## ABOUT THIS EXERCISE
What lines below include the string "피보험자"? Pick them out and copy them.

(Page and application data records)
※ ※ ※
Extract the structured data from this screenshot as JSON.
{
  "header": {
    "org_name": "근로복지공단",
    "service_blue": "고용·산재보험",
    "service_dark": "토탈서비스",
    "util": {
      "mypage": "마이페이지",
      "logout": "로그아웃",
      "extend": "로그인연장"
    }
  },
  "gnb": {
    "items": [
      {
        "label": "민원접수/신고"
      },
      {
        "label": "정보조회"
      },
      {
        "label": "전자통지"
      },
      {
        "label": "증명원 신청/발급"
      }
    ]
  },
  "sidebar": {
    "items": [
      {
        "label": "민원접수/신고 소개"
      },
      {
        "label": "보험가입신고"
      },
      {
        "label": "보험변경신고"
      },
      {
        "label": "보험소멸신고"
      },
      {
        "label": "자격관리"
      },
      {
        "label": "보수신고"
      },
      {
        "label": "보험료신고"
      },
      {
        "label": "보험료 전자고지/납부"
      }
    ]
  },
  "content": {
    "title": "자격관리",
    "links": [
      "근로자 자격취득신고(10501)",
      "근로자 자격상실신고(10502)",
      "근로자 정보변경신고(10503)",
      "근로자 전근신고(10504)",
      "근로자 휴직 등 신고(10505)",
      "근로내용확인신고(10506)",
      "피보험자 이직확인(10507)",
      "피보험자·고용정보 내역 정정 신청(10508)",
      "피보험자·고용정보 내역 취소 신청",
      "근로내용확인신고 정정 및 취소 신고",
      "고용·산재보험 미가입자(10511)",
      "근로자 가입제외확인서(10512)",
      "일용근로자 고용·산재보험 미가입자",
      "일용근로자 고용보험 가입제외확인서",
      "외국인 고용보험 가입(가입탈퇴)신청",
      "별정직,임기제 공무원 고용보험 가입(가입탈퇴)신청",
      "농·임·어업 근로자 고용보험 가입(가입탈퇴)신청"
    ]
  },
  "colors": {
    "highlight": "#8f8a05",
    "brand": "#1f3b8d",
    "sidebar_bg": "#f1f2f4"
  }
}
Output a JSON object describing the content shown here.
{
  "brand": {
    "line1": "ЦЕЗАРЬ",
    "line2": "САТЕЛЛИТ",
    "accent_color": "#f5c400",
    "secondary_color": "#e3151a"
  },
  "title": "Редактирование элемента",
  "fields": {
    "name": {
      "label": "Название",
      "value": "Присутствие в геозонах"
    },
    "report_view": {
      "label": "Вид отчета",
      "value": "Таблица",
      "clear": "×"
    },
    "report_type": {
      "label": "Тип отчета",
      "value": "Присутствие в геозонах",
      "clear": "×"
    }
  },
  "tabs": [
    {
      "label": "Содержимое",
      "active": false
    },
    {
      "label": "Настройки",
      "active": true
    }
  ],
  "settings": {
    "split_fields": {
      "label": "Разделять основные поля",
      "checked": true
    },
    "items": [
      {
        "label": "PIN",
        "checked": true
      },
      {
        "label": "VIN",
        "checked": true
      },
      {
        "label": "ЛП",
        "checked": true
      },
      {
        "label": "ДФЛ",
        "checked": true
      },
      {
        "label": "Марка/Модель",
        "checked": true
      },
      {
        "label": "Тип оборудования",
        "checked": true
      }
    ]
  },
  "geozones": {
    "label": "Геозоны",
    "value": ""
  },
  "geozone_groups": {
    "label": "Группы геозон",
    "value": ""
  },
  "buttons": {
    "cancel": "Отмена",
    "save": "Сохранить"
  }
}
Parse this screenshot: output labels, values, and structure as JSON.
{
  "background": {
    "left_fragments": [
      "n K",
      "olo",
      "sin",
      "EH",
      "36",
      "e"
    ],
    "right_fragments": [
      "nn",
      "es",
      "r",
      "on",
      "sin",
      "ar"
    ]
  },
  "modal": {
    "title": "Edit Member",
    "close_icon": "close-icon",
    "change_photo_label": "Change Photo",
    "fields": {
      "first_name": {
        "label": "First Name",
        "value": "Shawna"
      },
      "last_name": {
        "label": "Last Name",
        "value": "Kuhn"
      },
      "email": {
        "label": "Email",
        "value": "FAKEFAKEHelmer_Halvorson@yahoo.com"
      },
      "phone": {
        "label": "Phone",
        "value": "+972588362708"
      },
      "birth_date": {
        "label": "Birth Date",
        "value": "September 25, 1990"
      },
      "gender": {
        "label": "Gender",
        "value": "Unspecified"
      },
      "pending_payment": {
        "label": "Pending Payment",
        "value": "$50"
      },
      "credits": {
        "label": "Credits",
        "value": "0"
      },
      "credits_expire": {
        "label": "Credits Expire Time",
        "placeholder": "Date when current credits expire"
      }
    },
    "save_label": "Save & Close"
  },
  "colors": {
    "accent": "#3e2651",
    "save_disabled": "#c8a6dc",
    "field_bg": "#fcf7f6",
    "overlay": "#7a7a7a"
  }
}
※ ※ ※
## OUTPUT OF THE TASK
      "피보험자 이직확인(10507)",
      "피보험자·고용정보 내역 정정 신청(10508)",
      "피보험자·고용정보 내역 취소 신청",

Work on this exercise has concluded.